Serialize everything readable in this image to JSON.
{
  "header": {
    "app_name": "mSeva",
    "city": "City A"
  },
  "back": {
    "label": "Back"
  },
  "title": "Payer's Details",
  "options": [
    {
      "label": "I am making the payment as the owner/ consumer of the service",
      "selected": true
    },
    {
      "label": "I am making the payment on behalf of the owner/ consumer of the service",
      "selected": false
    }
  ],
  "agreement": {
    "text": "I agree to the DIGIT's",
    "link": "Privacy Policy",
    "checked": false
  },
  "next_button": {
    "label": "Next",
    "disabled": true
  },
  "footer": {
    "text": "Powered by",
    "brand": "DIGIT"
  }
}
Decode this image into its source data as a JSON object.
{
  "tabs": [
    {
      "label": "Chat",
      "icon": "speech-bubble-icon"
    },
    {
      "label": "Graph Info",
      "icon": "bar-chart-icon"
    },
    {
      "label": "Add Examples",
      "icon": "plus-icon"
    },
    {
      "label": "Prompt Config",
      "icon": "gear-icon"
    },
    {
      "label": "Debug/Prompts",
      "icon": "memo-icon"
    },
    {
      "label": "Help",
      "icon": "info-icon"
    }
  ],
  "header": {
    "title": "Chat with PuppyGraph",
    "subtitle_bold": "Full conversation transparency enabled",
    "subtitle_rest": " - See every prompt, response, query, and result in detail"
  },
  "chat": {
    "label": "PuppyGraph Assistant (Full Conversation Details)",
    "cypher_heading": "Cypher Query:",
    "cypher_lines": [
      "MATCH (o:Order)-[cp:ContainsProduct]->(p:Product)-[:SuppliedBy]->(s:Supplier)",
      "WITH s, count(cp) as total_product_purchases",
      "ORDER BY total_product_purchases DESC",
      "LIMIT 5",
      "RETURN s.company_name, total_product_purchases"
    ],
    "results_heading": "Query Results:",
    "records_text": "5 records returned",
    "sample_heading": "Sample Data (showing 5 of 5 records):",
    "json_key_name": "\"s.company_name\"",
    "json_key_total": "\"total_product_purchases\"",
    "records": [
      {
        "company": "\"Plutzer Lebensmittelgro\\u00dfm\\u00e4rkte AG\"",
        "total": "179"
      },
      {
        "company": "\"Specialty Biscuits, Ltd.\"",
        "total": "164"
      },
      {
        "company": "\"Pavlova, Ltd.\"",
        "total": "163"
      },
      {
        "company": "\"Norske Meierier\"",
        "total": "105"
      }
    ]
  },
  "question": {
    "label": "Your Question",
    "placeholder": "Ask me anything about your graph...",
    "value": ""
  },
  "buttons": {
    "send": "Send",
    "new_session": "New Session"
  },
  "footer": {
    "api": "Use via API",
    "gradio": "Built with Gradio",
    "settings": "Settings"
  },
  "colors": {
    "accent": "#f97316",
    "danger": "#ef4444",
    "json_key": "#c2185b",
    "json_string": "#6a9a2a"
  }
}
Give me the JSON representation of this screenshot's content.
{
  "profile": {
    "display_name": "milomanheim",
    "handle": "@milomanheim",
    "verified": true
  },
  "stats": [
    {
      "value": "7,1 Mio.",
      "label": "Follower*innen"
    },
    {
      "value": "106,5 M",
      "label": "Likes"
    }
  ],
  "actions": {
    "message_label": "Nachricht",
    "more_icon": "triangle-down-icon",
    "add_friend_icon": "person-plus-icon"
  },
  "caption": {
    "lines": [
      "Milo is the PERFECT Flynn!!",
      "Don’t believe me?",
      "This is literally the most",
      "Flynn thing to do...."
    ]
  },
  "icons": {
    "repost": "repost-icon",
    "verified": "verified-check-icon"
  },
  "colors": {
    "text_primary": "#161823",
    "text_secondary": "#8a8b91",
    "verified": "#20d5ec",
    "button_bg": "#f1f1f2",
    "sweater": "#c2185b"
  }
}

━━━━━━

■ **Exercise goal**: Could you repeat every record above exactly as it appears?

■ **Solution for this exercise**:
Serialize everything readable in this image to JSON.
{
  "header": {
    "app_name": "mSeva",
    "city": "City A"
  },
  "back": {
    "label": "Back"
  },
  "title": "Payer's Details",
  "options": [
    {
      "label": "I am making the payment as the owner/ consumer of the service",
      "selected": true
    },
    {
      "label": "I am making the payment on behalf of the owner/ consumer of the service",
      "selected": false
    }
  ],
  "agreement": {
    "text": "I agree to the DIGIT's",
    "link": "Privacy Policy",
    "checked": false
  },
  "next_button": {
    "label": "Next",
    "disabled": true
  },
  "footer": {
    "text": "Powered by",
    "brand": "DIGIT"
  }
}
Decode this image into its source data as a JSON object.
{
  "tabs": [
    {
      "label": "Chat",
      "icon": "speech-bubble-icon"
    },
    {
      "label": "Graph Info",
      "icon": "bar-chart-icon"
    },
    {
      "label": "Add Examples",
      "icon": "plus-icon"
    },
    {
      "label": "Prompt Config",
      "icon": "gear-icon"
    },
    {
      "label": "Debug/Prompts",
      "icon": "memo-icon"
    },
    {
      "label": "Help",
      "icon": "info-icon"
    }
  ],
  "header": {
    "title": "Chat with PuppyGraph",
    "subtitle_bold": "Full conversation transparency enabled",
    "subtitle_rest": " - See every prompt, response, query, and result in detail"
  },
  "chat": {
    "label": "PuppyGraph Assistant (Full Conversation Details)",
    "cypher_heading": "Cypher Query:",
    "cypher_lines": [
      "MATCH (o:Order)-[cp:ContainsProduct]->(p:Product)-[:SuppliedBy]->(s:Supplier)",
      "WITH s, count(cp) as total_product_purchases",
      "ORDER BY total_product_purchases DESC",
      "LIMIT 5",
      "RETURN s.company_name, total_product_purchases"
    ],
    "results_heading": "Query Results:",
    "records_text": "5 records returned",
    "sample_heading": "Sample Data (showing 5 of 5 records):",
    "json_key_name": "\"s.company_name\"",
    "json_key_total": "\"total_product_purchases\"",
    "records": [
      {
        "company": "\"Plutzer Lebensmittelgro\\u00dfm\\u00e4rkte AG\"",
        "total": "179"
      },
      {
        "company": "\"Specialty Biscuits, Ltd.\"",
        "total": "164"
      },
      {
        "company": "\"Pavlova, Ltd.\"",
        "total": "163"
      },
      {
        "company": "\"Norske Meierier\"",
        "total": "105"
      }
    ]
  },
  "question": {
    "label": "Your Question",
    "placeholder": "Ask me anything about your graph...",
    "value": ""
  },
  "buttons": {
    "send": "Send",
    "new_session": "New Session"
  },
  "footer": {
    "api": "Use via API",
    "gradio": "Built with Gradio",
    "settings": "Settings"
  },
  "colors": {
    "accent": "#f97316",
    "danger": "#ef4444",
    "json_key": "#c2185b",
    "json_string": "#6a9a2a"
  }
}
Give me the JSON representation of this screenshot's content.
{
  "profile": {
    "display_name": "milomanheim",
    "handle": "@milomanheim",
    "verified": true
  },
  "stats": [
    {
      "value": "7,1 Mio.",
      "label": "Follower*innen"
    },
    {
      "value": "106,5 M",
      "label": "Likes"
    }
  ],
  "actions": {
    "message_label": "Nachricht",
    "more_icon": "triangle-down-icon",
    "add_friend_icon": "person-plus-icon"
  },
  "caption": {
    "lines": [
      "Milo is the PERFECT Flynn!!",
      "Don’t believe me?",
      "This is literally the most",
      "Flynn thing to do...."
    ]
  },
  "icons": {
    "repost": "repost-icon",
    "verified": "verified-check-icon"
  },
  "colors": {
    "text_primary": "#161823",
    "text_secondary": "#8a8b91",
    "verified": "#20d5ec",
    "button_bg": "#f1f1f2",
    "sweater": "#c2185b"
  }
}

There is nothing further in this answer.